Understanding the interaction between pastoralism and ecosystem services of the Transfrontier Biosphere Reserve of W in Benin Republic

PhD project by Charles Tamou. This study aims at studying interaction between the conservation of biodiversity, wildlife and its habitat in the Transfrontier Biosphere Reserve of the W and livestock production by pastoralists in Benin. Such understanding will be the basis of scenario analysis in order to identify options that will contribute to the improvement of the livelihoods of pastoralists while maintaining rangeland ecosystem integrity and biodiversity.

The region of the Transfrontier Biosphere Reserve of W (TBRW) is a large area of more than 560.000 ha devoted to wildlife and its habitat conservation since 1954. The landscape of this region consists of savannah, shrubland and riparian forests along the Niger river and its tributaries. But, since the drought of 1970, the region became the sink of cattle herds from Burkina Faso, Niger, and Nigeria and sometimes from Mali and Mauritania, in search for water and fodder, usually in dry season. In spite of the fact that this activity is forbidden, pastoralists get in every year. Population growth triggers demand for more food and fibres and, as a consequence, crop farming (especially cotton cultivation) expanded around the region of the TBRW. This increased the area of crop cultivation in the region of TBRW and forced pastoralist to go into the inner of the TBRW. Results from an aerial survey in May 2003 showed that about 65000 transhumant cattle had entered TBRW. This situation led the TBRW-officer to use weapons in order to get cattle out of the protected area. But cattle are still present in the park and the competition for land in and around TBRW between pastoralists, crop farmers and nature conservation is high. It is therefore essential to explore whether these objectives can sustainably co-exist and if so, which options for sustainable use of the TBRW and its surrounding region can be identified. To do this we need to understand the interaction between vegetation and soil ecosystems of the TBRW on the one hand  and pastoralists’ practices on the other hand.
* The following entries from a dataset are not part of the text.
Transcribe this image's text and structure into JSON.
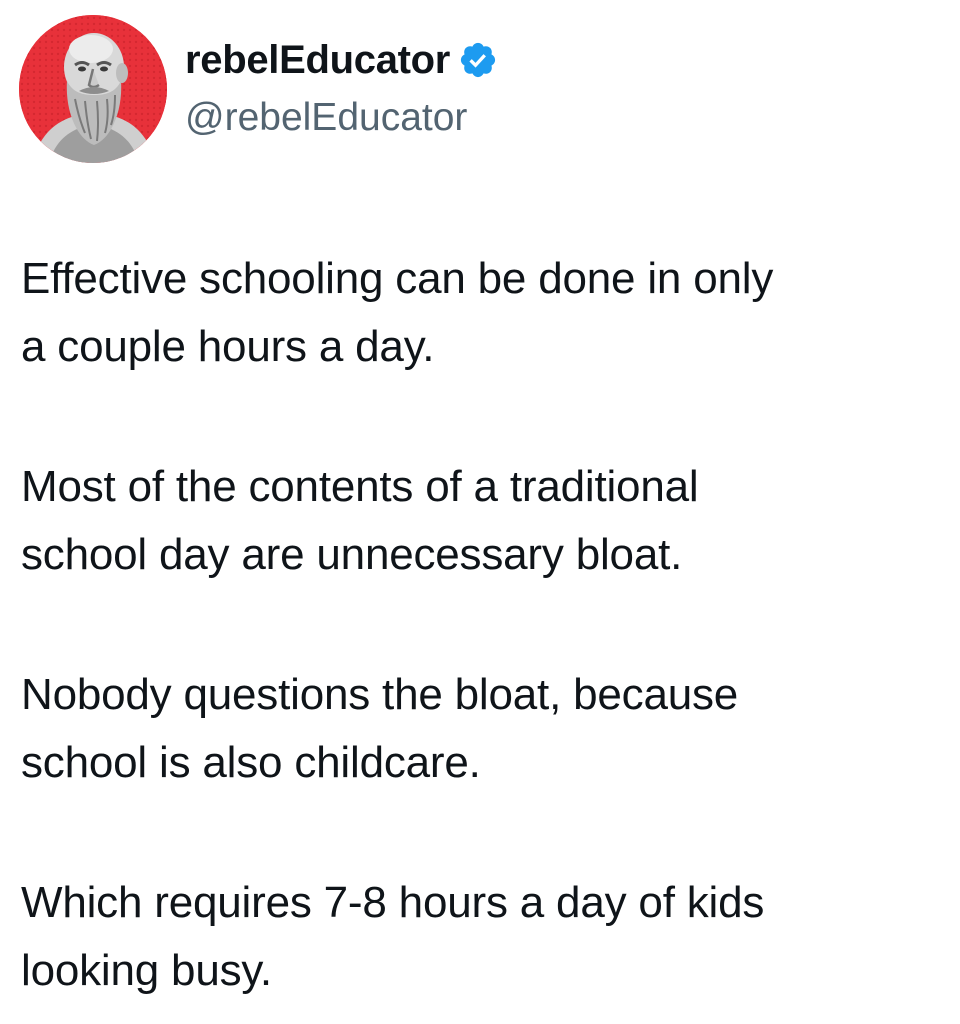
{
  "author": {
    "display_name": "rebelEducator",
    "handle": "@rebelEducator",
    "verified": true,
    "avatar_icon": "socrates-bust-avatar",
    "avatar_bg": "#e8313a",
    "badge_color": "#1d9bf0"
  },
  "tweet": {
    "paragraphs": [
      "Effective schooling can be done in only\na couple hours a day.",
      "Most of the contents of a traditional\nschool day are unnecessary bloat.",
      "Nobody questions the bloat, because\nschool is also childcare.",
      "Which requires 7-8 hours a day of kids\nlooking busy."
    ]
  }
}
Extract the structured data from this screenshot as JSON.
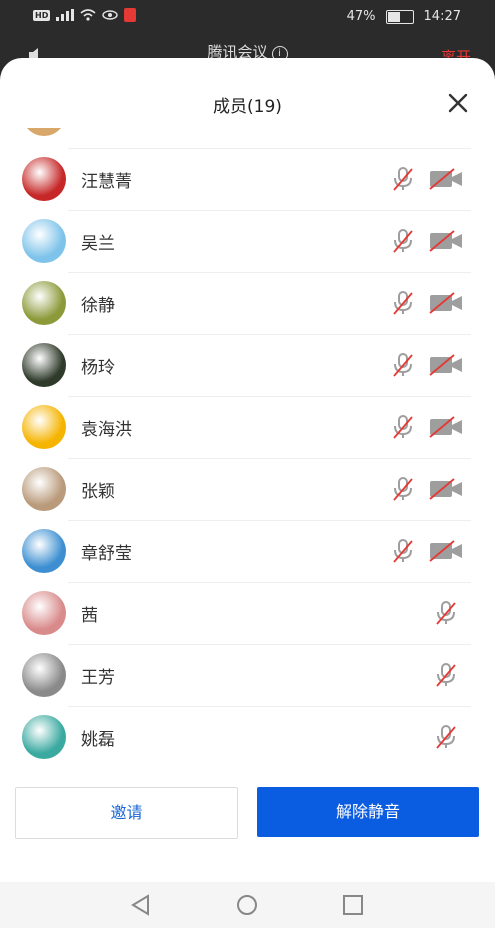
{
  "status_bar": {
    "left_icons": [
      "hd-icon",
      "signal-4g-icon",
      "wifi-icon",
      "eye-icon",
      "mic-recording-icon"
    ],
    "battery": "47%",
    "time": "14:27"
  },
  "meeting_header": {
    "title": "腾讯会议",
    "leave_label": "离开"
  },
  "sheet": {
    "title": "成员(19)"
  },
  "members": [
    {
      "name": "汪慧菁",
      "mic": "muted",
      "camera": "off",
      "avatar_color": "#c62828"
    },
    {
      "name": "吴兰",
      "mic": "muted",
      "camera": "off",
      "avatar_color": "#7ec3ea"
    },
    {
      "name": "徐静",
      "mic": "muted",
      "camera": "off",
      "avatar_color": "#8c9a3a"
    },
    {
      "name": "杨玲",
      "mic": "muted",
      "camera": "off",
      "avatar_color": "#2f3a2a"
    },
    {
      "name": "袁海洪",
      "mic": "muted",
      "camera": "off",
      "avatar_color": "#f5b400"
    },
    {
      "name": "张颖",
      "mic": "muted",
      "camera": "off",
      "avatar_color": "#b99a7a"
    },
    {
      "name": "章舒莹",
      "mic": "muted",
      "camera": "off",
      "avatar_color": "#3d8fd1"
    },
    {
      "name": "茜",
      "mic": "muted",
      "camera": null,
      "avatar_color": "#d98a8a"
    },
    {
      "name": "王芳",
      "mic": "muted",
      "camera": null,
      "avatar_color": "#8a8a8a"
    },
    {
      "name": "姚磊",
      "mic": "muted",
      "camera": null,
      "avatar_color": "#3aa9a0"
    }
  ],
  "actions": {
    "invite_label": "邀请",
    "unmute_all_label": "解除静音"
  },
  "nav": [
    "back-icon",
    "home-icon",
    "recents-icon"
  ],
  "colors": {
    "primary": "#0a5ce0",
    "invite_text": "#1a66d6",
    "muted_slash": "#e53935",
    "icon_gray": "#9e9e9e"
  }
}
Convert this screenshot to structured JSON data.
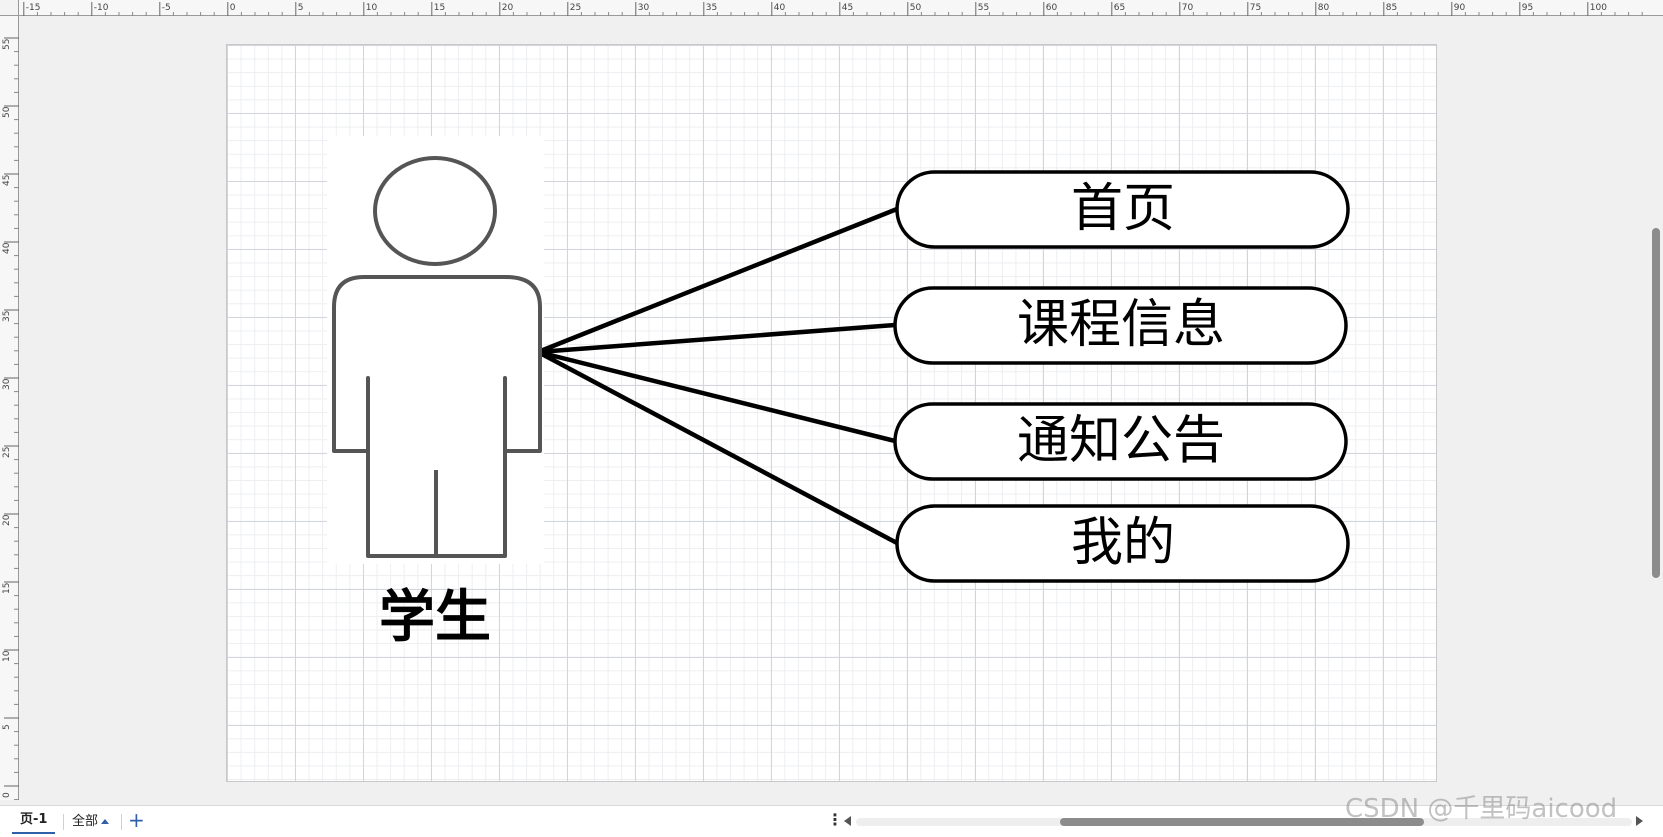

This main objective of the present PhD project will be achieved by addressing the following sub-objectives:

  1. Analyze the competing uses of land in TBRW and its surrounding region;

  2. Analyze pastoralists’ practices, ecological knowledge and perception of the impacts of their activities on ecosystem services;

  3. Assess the impact of pastoralists’ practices on rangeland ecology;

  4. Analyze the sustainability of the current land use in this region and identify sustainable options for livestock production by pastoralists in compliance with conservation’s goal.